**Instructions for the task**
Give the number of lines in these entries that contain the string "JSON", with no further comment.

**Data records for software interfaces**
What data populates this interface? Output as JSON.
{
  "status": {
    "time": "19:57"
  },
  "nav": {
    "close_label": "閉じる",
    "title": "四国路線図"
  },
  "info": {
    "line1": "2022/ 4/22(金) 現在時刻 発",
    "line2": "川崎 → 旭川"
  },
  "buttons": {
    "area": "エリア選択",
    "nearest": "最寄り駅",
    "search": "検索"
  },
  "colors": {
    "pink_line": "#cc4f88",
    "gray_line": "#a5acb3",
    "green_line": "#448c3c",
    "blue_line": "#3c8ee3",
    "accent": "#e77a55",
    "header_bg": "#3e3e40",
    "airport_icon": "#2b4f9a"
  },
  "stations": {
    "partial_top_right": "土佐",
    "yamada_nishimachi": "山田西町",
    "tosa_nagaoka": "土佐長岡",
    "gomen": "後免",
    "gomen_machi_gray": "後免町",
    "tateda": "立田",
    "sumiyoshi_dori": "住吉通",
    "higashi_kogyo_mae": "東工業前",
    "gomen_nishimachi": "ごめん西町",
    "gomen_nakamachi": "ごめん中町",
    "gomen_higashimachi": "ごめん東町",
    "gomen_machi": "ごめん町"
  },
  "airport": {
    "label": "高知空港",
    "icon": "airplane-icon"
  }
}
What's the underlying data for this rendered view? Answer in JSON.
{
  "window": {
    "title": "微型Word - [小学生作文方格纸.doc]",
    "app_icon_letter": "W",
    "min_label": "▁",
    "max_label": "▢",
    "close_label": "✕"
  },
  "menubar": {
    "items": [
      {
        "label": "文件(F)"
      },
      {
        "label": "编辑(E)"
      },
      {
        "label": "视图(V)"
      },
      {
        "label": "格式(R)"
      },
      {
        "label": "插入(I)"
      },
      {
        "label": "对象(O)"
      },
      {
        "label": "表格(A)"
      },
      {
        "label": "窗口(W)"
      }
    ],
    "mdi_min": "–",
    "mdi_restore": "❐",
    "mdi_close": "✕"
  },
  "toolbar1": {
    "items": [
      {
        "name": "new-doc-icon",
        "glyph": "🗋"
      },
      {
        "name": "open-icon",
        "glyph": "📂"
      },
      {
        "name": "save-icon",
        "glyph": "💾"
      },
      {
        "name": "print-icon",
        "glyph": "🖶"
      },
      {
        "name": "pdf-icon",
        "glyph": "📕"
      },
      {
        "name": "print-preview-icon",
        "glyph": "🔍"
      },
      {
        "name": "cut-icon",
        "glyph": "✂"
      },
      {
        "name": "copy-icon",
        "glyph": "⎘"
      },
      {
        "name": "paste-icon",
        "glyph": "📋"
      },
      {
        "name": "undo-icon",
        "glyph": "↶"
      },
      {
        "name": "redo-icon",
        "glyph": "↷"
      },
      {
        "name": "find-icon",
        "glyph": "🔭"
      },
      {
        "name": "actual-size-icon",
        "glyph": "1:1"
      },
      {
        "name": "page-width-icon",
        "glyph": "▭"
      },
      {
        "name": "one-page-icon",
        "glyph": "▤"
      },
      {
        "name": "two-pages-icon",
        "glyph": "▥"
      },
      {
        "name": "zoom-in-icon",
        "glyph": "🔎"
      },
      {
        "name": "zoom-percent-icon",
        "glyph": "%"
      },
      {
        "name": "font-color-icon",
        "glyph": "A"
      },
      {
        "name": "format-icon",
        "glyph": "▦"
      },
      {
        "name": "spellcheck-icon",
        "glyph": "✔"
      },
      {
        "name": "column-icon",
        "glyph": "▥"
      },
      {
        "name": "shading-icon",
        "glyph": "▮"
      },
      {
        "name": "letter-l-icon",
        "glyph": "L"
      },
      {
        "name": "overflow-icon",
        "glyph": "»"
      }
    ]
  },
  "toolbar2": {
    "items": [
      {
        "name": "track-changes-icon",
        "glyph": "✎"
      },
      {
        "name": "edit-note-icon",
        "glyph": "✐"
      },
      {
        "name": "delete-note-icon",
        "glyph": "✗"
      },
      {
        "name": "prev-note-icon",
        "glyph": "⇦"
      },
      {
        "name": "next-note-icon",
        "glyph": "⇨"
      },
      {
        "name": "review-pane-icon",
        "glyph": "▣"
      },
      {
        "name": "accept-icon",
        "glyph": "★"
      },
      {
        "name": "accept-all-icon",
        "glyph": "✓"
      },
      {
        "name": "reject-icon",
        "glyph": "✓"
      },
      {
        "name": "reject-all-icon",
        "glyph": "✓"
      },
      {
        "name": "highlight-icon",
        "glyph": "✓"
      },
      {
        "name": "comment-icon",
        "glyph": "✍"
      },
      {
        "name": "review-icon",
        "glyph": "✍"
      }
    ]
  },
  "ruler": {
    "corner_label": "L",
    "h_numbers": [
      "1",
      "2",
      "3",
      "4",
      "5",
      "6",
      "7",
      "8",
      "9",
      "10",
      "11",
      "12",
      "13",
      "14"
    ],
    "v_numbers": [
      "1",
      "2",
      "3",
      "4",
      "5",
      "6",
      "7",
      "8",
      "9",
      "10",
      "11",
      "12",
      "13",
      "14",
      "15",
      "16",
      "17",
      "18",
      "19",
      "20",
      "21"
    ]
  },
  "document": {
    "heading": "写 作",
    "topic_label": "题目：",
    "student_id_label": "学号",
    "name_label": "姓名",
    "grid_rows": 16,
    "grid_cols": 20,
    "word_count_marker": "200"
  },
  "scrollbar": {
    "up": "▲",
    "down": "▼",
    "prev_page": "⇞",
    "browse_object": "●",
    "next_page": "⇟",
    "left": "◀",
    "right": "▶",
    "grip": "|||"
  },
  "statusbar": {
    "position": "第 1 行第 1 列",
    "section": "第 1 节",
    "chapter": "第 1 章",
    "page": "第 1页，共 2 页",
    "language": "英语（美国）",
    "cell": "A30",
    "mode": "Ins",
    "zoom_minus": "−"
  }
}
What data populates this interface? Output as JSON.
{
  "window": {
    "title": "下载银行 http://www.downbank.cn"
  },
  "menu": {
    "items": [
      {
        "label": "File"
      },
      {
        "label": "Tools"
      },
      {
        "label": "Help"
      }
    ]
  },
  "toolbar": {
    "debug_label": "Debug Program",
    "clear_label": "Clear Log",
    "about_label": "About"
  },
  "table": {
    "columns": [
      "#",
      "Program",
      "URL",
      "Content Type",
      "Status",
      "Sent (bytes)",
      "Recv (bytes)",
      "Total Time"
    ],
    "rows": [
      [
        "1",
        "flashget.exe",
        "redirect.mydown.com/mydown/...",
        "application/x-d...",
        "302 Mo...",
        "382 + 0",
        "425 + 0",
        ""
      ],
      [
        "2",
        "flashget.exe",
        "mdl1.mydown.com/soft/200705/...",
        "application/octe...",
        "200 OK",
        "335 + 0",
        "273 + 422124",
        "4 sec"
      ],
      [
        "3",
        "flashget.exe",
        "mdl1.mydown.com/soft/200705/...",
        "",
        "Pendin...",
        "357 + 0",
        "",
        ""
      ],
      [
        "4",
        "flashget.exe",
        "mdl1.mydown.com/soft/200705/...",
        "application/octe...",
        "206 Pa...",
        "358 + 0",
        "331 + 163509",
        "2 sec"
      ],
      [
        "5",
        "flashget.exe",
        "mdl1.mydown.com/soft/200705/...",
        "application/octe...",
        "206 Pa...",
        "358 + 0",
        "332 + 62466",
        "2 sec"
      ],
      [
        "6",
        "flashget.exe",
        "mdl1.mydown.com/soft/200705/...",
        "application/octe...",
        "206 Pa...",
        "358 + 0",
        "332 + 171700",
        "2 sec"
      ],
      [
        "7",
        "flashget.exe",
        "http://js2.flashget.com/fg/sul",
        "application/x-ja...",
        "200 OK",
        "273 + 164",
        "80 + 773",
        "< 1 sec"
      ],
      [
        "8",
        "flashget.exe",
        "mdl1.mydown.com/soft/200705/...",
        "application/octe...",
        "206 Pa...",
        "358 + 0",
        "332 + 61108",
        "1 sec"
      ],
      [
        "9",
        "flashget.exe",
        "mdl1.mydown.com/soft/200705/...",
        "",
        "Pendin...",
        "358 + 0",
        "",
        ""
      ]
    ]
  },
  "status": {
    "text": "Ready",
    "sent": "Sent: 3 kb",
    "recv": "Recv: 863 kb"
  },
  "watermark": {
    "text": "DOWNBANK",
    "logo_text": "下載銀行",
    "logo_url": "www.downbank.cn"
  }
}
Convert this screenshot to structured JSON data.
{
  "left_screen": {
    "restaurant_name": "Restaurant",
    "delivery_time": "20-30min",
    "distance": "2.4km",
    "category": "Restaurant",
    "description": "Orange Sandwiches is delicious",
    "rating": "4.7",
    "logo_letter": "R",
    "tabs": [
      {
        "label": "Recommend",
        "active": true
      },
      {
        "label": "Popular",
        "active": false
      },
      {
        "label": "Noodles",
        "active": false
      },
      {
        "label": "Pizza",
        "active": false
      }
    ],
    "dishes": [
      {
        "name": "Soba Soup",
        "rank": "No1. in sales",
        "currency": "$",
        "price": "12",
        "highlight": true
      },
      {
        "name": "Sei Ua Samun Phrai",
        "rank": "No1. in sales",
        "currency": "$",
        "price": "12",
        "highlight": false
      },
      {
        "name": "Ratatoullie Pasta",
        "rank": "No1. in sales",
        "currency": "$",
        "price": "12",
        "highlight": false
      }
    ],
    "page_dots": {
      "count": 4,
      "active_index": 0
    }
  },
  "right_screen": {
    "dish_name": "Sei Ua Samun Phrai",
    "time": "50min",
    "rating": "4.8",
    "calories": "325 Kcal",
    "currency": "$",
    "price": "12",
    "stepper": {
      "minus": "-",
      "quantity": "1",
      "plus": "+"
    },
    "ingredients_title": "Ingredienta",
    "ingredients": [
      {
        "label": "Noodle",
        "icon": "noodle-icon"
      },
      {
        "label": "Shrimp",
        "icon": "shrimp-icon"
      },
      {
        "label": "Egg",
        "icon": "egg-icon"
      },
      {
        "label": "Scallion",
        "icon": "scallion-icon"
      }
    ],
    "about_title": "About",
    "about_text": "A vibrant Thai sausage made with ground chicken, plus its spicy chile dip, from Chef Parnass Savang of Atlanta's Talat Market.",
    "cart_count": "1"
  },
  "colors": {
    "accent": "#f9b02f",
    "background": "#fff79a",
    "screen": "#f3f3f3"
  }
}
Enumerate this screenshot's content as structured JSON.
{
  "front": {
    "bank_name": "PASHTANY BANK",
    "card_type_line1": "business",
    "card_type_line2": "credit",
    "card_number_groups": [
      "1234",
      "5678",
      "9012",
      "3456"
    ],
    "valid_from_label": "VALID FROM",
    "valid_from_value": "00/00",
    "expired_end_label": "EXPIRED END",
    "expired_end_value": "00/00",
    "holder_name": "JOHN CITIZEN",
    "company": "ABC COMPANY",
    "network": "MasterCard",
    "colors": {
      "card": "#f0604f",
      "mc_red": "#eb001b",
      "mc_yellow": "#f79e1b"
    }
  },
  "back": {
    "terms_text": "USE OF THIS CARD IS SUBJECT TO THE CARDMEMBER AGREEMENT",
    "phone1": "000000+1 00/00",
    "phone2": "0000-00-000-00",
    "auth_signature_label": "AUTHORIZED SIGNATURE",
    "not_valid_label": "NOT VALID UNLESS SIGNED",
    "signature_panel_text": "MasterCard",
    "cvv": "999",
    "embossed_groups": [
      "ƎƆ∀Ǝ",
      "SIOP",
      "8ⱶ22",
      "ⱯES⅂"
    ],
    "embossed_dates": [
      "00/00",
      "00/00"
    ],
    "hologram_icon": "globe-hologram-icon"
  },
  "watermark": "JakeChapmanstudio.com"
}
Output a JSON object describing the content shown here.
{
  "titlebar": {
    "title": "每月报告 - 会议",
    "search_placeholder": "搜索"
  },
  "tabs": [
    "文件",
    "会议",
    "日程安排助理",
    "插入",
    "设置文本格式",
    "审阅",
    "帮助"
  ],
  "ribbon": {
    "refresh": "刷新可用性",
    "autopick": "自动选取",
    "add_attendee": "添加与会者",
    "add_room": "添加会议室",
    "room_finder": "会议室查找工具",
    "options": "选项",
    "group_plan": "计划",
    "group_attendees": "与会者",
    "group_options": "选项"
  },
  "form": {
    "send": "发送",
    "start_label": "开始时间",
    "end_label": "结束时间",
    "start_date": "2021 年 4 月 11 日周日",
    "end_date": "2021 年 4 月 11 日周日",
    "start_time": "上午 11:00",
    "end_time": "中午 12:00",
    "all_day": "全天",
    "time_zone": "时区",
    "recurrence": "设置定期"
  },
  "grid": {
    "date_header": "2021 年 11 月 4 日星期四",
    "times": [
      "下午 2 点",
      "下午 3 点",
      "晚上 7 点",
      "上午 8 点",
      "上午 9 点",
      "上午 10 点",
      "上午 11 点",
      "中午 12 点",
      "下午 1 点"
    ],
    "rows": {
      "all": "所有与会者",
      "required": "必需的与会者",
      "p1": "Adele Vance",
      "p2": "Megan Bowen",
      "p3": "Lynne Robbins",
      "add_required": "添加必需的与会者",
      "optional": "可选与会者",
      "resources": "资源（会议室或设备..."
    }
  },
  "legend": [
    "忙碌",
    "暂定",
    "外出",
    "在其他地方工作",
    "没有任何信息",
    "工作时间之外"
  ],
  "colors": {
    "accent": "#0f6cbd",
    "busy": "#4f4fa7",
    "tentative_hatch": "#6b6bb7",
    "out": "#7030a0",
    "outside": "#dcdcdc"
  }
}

**Solution**
6